EXERCISE BRIEF: Which lines of the data below include the string "JSON"? Return each of them.

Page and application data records

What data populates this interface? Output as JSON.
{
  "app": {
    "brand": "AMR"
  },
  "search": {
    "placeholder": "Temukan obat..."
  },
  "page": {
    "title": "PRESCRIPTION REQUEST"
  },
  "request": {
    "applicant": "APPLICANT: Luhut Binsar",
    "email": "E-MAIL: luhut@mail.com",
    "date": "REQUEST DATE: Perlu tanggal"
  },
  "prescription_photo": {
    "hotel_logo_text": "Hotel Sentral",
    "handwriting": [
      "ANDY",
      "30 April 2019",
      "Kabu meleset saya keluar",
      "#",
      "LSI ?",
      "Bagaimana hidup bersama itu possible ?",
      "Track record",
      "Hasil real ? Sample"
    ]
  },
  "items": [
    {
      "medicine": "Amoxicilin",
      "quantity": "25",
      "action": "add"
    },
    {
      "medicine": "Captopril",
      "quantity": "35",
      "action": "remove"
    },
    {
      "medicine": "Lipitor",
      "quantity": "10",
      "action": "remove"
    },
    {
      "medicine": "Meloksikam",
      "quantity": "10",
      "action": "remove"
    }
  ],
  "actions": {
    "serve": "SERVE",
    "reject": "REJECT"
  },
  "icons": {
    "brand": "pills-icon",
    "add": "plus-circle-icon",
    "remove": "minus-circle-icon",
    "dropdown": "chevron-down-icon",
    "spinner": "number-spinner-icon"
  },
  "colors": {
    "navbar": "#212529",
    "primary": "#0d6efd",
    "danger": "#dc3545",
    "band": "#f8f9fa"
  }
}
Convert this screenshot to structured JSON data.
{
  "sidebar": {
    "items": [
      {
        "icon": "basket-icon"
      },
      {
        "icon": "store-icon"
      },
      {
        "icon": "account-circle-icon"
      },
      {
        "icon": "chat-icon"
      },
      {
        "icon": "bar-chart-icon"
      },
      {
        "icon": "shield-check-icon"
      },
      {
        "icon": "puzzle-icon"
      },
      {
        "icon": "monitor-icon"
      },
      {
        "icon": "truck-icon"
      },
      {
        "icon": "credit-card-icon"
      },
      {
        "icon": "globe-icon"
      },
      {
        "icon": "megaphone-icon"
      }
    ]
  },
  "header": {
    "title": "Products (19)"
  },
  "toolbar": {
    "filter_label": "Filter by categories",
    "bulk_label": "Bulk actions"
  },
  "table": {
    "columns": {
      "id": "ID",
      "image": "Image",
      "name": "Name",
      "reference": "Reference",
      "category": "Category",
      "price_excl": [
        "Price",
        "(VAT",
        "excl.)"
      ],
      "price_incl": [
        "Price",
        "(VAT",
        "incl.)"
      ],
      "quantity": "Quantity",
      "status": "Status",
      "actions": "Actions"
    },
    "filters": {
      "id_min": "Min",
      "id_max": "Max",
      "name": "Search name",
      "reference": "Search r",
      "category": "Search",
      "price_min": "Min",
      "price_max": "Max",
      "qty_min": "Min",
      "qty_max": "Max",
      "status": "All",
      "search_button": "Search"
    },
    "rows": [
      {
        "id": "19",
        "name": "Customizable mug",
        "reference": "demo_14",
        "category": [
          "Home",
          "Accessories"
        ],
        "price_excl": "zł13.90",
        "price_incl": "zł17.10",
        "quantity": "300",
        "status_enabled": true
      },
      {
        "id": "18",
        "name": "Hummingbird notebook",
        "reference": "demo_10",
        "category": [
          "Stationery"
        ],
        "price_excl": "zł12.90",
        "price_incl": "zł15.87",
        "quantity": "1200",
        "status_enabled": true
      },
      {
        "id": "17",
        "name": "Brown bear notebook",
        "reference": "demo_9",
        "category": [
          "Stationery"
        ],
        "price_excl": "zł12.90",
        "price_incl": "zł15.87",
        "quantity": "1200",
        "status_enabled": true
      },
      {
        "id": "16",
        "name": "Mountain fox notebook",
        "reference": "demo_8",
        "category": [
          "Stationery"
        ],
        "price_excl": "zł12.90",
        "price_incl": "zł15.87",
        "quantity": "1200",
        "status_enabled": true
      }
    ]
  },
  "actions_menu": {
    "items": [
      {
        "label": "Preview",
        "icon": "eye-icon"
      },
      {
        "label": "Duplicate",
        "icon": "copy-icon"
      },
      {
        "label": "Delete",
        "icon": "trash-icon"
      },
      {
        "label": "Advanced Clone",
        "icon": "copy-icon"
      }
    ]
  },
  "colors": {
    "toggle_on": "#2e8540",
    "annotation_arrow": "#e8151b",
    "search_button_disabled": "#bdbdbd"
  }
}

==

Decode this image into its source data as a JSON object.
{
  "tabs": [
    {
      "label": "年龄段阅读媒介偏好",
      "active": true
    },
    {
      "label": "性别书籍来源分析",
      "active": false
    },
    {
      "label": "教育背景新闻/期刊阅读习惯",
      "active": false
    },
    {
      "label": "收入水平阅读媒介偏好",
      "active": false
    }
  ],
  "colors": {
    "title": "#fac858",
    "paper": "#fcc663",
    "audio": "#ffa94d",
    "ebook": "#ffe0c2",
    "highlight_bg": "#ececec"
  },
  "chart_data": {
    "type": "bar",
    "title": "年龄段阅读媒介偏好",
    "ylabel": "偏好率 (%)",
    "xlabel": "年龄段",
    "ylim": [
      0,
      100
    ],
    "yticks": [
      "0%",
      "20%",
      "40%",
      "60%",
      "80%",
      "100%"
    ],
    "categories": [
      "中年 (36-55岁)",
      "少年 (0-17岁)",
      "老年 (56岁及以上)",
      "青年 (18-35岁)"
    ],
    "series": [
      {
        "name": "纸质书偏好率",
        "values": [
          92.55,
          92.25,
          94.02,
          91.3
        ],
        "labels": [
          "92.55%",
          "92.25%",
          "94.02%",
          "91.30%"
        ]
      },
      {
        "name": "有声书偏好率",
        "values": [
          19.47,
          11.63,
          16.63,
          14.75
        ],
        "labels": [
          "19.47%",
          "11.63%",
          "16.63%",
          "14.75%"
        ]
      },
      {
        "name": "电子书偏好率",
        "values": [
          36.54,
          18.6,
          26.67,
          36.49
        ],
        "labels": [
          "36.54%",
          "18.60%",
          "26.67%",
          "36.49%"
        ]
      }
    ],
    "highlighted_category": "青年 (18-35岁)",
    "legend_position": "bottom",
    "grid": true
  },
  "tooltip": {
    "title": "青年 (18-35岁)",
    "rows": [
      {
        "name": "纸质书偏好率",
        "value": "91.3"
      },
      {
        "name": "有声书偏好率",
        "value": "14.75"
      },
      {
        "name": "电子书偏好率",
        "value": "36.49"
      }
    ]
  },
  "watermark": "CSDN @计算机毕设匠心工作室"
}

WRITTEN SOLUTION:
What data populates this interface? Output as JSON.
Convert this screenshot to structured JSON data.
Decode this image into its source data as a JSON object.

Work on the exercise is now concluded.